According the Health and safety Executive, the frequency of work accident incidents in the UK is downwards. This could be that organisations and individuals are becoming more safety conscious at work and that our working culture is becoming more accustomed to a structured approach to preventative working practices.
The trend doesn’t mean we can take our eye of the ball at work. Some 600,000 workers suffered a work accident in 2011/2012 and around 200,000 of these had to take more than three days off work to recover. Besides which, some jobs are just plain dangerous.
One in seven fatal work accidents were most commonly a result of explosion, electrical, fire or drowning. Over 60% of fatal injuries were caused by being trapped in a falling structure, falling from a height, or being hit by a moving object or vehicle.
Slips, trips and falls were the commonest cause of a work accident, followed by handling injuries, the two combined resulting in the loss of two million working days.
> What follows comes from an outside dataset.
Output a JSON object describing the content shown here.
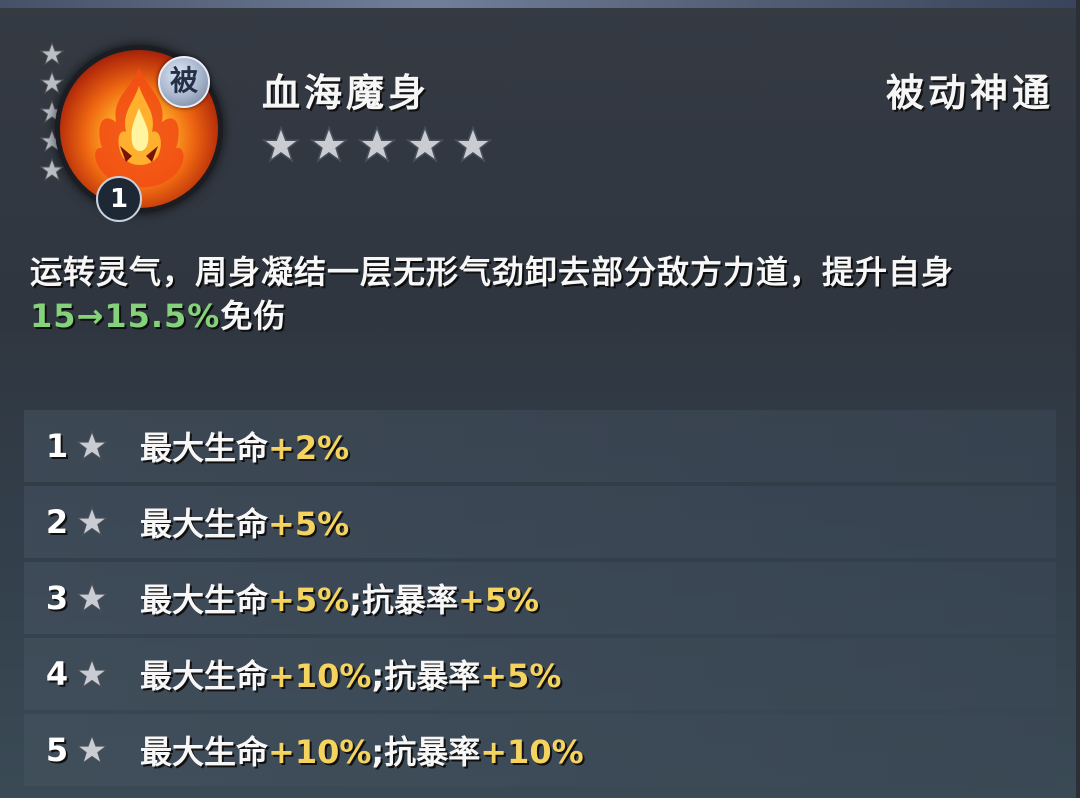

Statistics are always interesting in the way they reveal information and it is fair to say that we all need to take care even with the simplest of tasks. Whilst it is obvious that the fireman’s job is more hazardous than the fork-lift truck driver’s and that working on a building site is significantly more dangerous than working as a cleaner, workers often hurt themselves in the most commonplace situations.
Continuous vigilance is required in training people how to lift heavy goods, a sick person from a trolley to a bed, or the suitcase that is heavier than it looks. Not only that, but maintaining the vigilance is hard. Most accidents occur because somebody lost concentration for a moment. New workers are four times more likely to have an accident in their new job, than a worker who has been there for a year. If the “oldies” can monitor the “newbies”, it would be a good thing. As with most things in life, practice makes perfect.
Interestingly enough, it appears that injury rates increase in line with GDP. There are fewer injuries in a recession. Maybe the downward trend in the stats for work accidents in 2011/12 is telling us something else besides.